A. F.: I prefer doughs done using the direct method and many times at room temperature. I work with the change of time, playing with yeasts. I do not use starters for take-away activities because they would become unmanageable, I use them for fairs, events, etc. I have three types of dough: classic, Neapolitan, wholewheat. I change the price list every six months and add a new dough. They are direct doughs with 24/48 hours of leavening, with very low amounts of yeast. There are processes in which I use the indirect method, for example that for the Neapolitan pizza. The classic pizza, which is the one I produce the most, has a direct method. For events or on commission I also make pan pizza, on-peel pizza… and there I give free rein to my expression. Many times, when I am stressed, I let off steam by going to my lab to do something new. The combinations come from trips I have made, from the restaurants where I ate, looking at blogs, recipes, new products seen at fairs, seasonality, local ingredients. In addition, there is always a particular inspiration, the desire to bring new things and anticipate trends. The Verona project mainly involves the use of local ingredients, such as mozzarella from the milk from Lessinia mountain pastures.
Local ingredients and technologies inspired by the USA; it seems a winning combination!

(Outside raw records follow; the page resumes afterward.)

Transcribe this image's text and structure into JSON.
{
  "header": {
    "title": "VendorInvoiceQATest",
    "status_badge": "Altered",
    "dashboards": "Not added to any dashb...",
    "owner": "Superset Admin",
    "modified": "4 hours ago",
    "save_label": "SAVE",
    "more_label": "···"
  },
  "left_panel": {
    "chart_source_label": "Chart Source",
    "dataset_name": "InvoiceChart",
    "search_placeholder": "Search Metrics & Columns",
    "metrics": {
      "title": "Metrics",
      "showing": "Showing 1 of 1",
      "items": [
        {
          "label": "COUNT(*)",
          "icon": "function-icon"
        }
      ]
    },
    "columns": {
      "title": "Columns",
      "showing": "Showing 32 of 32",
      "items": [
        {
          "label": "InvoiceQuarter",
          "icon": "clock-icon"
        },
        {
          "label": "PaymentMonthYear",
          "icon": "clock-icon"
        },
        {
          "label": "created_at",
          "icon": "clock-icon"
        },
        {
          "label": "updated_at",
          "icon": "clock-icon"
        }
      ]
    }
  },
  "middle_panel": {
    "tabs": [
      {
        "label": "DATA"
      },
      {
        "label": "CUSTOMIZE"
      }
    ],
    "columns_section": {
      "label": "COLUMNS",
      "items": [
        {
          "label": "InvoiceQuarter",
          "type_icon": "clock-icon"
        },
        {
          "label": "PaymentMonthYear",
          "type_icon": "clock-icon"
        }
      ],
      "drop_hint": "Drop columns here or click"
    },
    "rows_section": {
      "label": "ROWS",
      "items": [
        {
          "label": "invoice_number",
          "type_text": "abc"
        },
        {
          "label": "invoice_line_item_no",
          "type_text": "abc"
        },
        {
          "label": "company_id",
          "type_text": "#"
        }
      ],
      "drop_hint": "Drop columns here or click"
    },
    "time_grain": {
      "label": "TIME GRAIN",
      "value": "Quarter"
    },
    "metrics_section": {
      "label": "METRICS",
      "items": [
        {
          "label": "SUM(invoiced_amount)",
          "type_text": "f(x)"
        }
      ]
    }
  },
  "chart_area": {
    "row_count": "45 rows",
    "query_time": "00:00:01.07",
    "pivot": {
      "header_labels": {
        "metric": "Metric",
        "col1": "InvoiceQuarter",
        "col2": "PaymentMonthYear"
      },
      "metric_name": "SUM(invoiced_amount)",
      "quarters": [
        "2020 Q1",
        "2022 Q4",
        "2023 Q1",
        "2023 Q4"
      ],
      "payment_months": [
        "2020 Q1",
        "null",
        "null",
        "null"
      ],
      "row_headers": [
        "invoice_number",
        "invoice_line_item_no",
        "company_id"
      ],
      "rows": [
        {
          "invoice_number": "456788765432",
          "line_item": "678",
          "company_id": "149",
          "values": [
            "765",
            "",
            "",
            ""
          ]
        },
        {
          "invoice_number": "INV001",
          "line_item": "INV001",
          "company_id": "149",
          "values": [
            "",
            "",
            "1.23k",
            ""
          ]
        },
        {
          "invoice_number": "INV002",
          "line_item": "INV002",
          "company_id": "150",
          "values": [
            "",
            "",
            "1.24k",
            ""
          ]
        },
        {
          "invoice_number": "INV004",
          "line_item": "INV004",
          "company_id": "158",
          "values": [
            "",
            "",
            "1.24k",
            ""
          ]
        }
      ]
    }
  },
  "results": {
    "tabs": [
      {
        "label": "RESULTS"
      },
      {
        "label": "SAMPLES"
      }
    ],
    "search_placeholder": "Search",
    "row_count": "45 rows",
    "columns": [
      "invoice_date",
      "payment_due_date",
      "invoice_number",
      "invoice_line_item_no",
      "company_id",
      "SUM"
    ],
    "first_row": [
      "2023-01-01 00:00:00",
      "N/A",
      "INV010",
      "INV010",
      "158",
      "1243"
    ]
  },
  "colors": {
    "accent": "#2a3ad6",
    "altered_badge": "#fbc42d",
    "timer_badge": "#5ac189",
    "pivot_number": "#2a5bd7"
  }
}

A. F.: In fact, America was sort of a milestone for me: when I returned from my trip, I told myself that I absolutely had to bring myself up to date and started working on an app that was ahead of its time. Despite being from the country my pizzerias have innovative elements. The three Facci la Pizza takeaways are destined for the provinces, while the Facci Pizza Delivery, the Verona one, is destined to take root in the big cities and is a format that I would also like to take abroad. The Verona project has a very futuristic footprint with an almost completely automated line. For example, the Synthesis tunnel oven will guarantee a constant production line, while at the front desk level we will have order totems. You can order from the totem or via our app that allows automated ordering, automated delivery and online payment. We have designed this application as a tool to make life easier for customers and point of sale managers, we are very proud of it. Obviously, it is essential to never stop researching and being open to change. A pizza maker once told me “you must get used to not getting used”. It is a philosophy that proved to be successful for my team and me.

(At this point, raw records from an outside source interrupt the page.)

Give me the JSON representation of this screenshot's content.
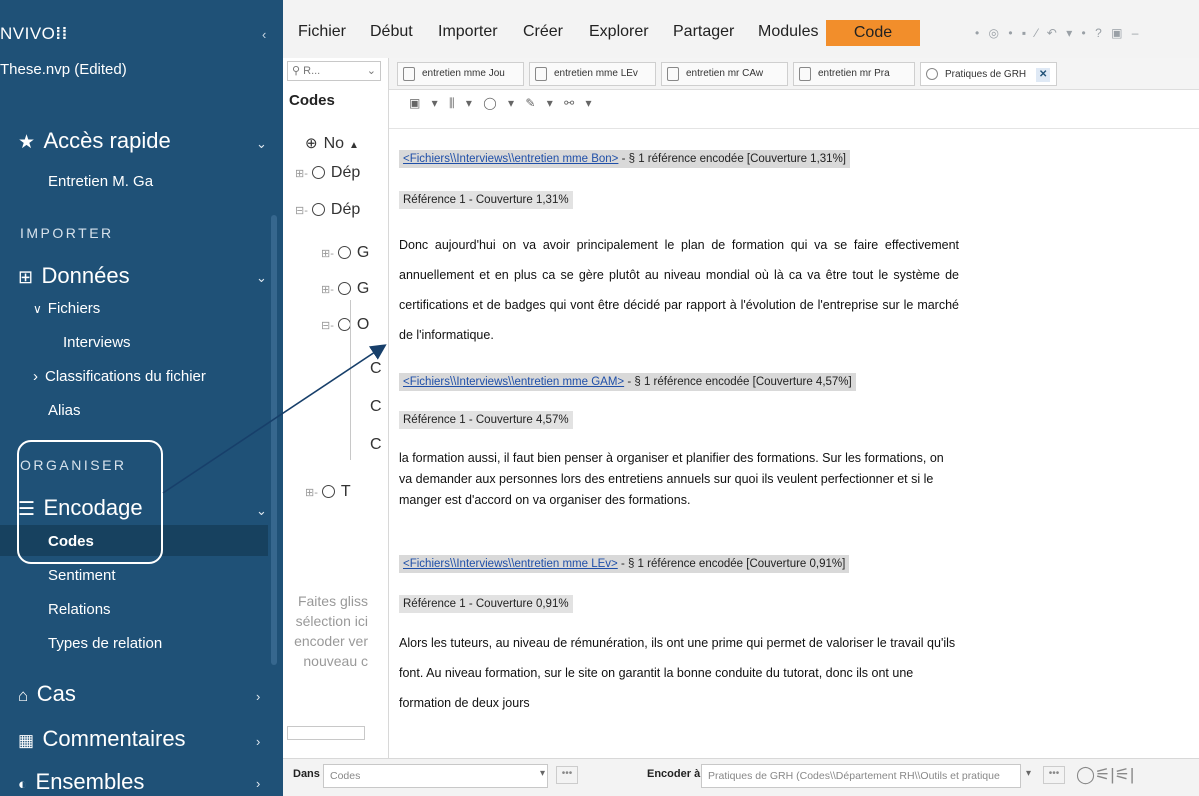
{
  "app": {
    "title": "NVIVO",
    "logo_symbol": "⁞⁞",
    "project": "These.nvp (Edited)",
    "collapse_symbol": "‹"
  },
  "sidebar": {
    "quick_access": {
      "label": "Accès rapide",
      "item": "Entretien M. Ga"
    },
    "import_section": "IMPORTER",
    "donnees": {
      "label": "Données",
      "fichiers": "Fichiers",
      "interviews": "Interviews",
      "classifications": "Classifications du fichier",
      "alias": "Alias"
    },
    "organize_section": "ORGANISER",
    "encodage": {
      "label": "Encodage",
      "codes": "Codes",
      "sentiment": "Sentiment",
      "relations": "Relations",
      "types_relation": "Types de relation"
    },
    "cas": "Cas",
    "commentaires": "Commentaires",
    "ensembles": "Ensembles"
  },
  "ribbon": {
    "menus": [
      "Fichier",
      "Début",
      "Importer",
      "Créer",
      "Explorer",
      "Partager",
      "Modules"
    ],
    "active": "Code",
    "quick_access_icons": "• ◎ • ▪ ⁄ ↶ ▾ • ? ▣ –"
  },
  "codes_pane": {
    "search": "R...",
    "title": "Codes",
    "nodes": [
      "No",
      "Dép",
      "Dép",
      "G",
      "G",
      "O",
      "C",
      "C",
      "C",
      "T"
    ],
    "drop_hint": "Faites gliss sélection ici encoder ver nouveau c"
  },
  "tabs": [
    {
      "label": "entretien mme Jou"
    },
    {
      "label": "entretien mme LEv"
    },
    {
      "label": "entretien mr CAw"
    },
    {
      "label": "entretien mr Pra"
    },
    {
      "label": "Pratiques de GRH"
    }
  ],
  "tab_close": "✕",
  "doc_toolbar": "▣ ▾  ⫼ ▾  ◯ ▾  ✎ ▾  ⚯ ▾",
  "content": [
    {
      "link": "<Fichiers\\\\Interviews\\\\entretien mme Bon>",
      "info": " - § 1 référence encodée  [Couverture 1,31%]",
      "ref": "Référence 1 - Couverture 1,31%",
      "text": "Donc aujourd'hui on va avoir principalement le plan de formation qui va se faire effectivement annuellement et en plus ca se gère plutôt au niveau mondial où là ca va être tout le système de certifications et de badges qui vont être décidé par rapport à l'évolution de l'entreprise sur le marché de l'informatique."
    },
    {
      "link": "<Fichiers\\\\Interviews\\\\entretien mme GAM>",
      "info": " - § 1 référence encodée  [Couverture 4,57%]",
      "ref": "Référence 1 - Couverture 4,57%",
      "text": "la formation aussi, il faut bien penser à organiser et planifier des formations. Sur les formations, on va demander aux personnes lors des entretiens annuels sur quoi ils veulent perfectionner et si le manger est d'accord on va organiser des formations."
    },
    {
      "link": "<Fichiers\\\\Interviews\\\\entretien mme LEv>",
      "info": " - § 1 référence encodée  [Couverture 0,91%]",
      "ref": "Référence 1 - Couverture 0,91%",
      "text": "Alors les tuteurs, au niveau de rémunération, ils ont une prime qui permet de valoriser le travail qu'ils font. Au niveau formation, sur le site on garantit la bonne conduite du tutorat, donc ils ont une formation de deux jours"
    }
  ],
  "bottom": {
    "dans_label": "Dans",
    "dans_value": "Codes",
    "encoder_label": "Encoder à",
    "encoder_value": "Pratiques de GRH (Codes\\\\Département RH\\\\Outils et pratique",
    "dots": "•••",
    "icons": "◯⚟|⚟|"
  },
  "colors": {
    "sidebar": "#1f5177",
    "accent": "#f28e2b",
    "link": "#1f4fa8",
    "arrow": "#173f6a"
  }
}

The Zanolli team is always available for customized advisory on the opening of take away pizzerias. Feel free to contact us!